Movement Graffiti and Ministers Ian Borg and José Herrera held a confrontational meeting outside the Transport Ministry over the perceived lack of action with the fuel station policy.
Borg and Herrera both revealed that the policy would be tabled within the coming weeks and would satisfy many of the demands made by the activists. It was also revealed that the PA’s executive council shot down ERA’s review on the policy, which recommended to stop all fuel station applications in ODZ.
Herrera also said that the activists’ requests to cease all fuel station applications would be against the law.
“If I did what you are proposing I would be in court by tomorrow, ” Herrera said
Yesterday, the activists set up a self-described ‘siege’ outside the driveway of the Planning Authority in a protest at its petrol station policies.
The petrol station policy allows the relocation of current fuel stations to land outside development zones as well as the construction of entirely new fuel stations on ODZ land.
In January 2018, Environment Minister José Herrera said concerns about the policy’s environmental impact had prompted him to instruct the Environment Authority (ERA) to propose revisions to the PA.
Then in September, the PA confirmed that a specially-appointed team will finalise its review of the policy in the coming days, after which it will be sent to the PA’s Executive Council for its endorsement and then issued for a six weeks public consultation exercise.
While insisting that the policy did have positive aspects, Borg did concede with the activists that certain aspects had to changed, namely the square footage being dished out to fuel station applications on ODZ.
“Just because you have a maximum of 3,000 square metre limit, it does not mean that the PA should just give 3,000 square metre limit,” he said.
“However, there are still 25 fuel stations which need to be relocated outside of town centres, ” he continued.
Borg initially requested for the meeting to be held inside the ministry, however, the activists insisted that every person involved with the protest should be present.
“I don’t even think that the initial policy was done in good faith,” Andre Callus said, adding that he did actually agreed with moving fuel stations outside of town centres. “The consultation period made no reference to the building of fuel stations of ODZ land, instead you went and did behind people’s back.”
The activists said that Maltese society would ultimately judge the Cabinet ministers for their actions or lack thereof, as they shouted chants of “bureaucracy when it suits you”.

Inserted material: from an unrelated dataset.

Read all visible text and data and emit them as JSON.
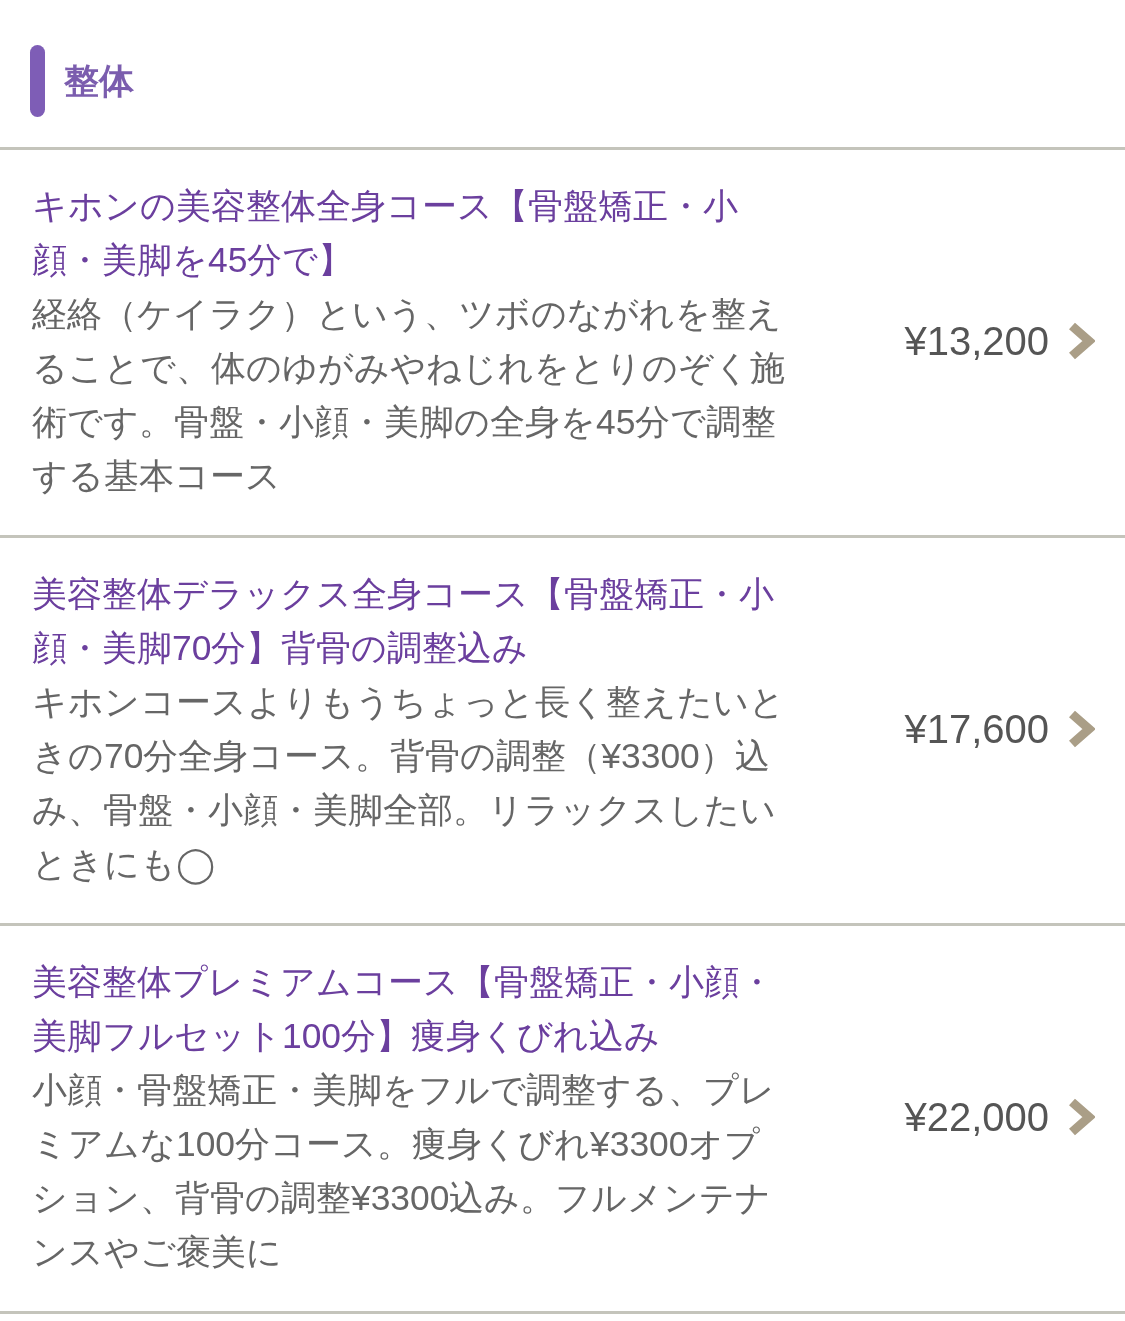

Borg disagreed with the analysis, insisting that his Cabinet colleagues and himself were the ones who sought to change the policy.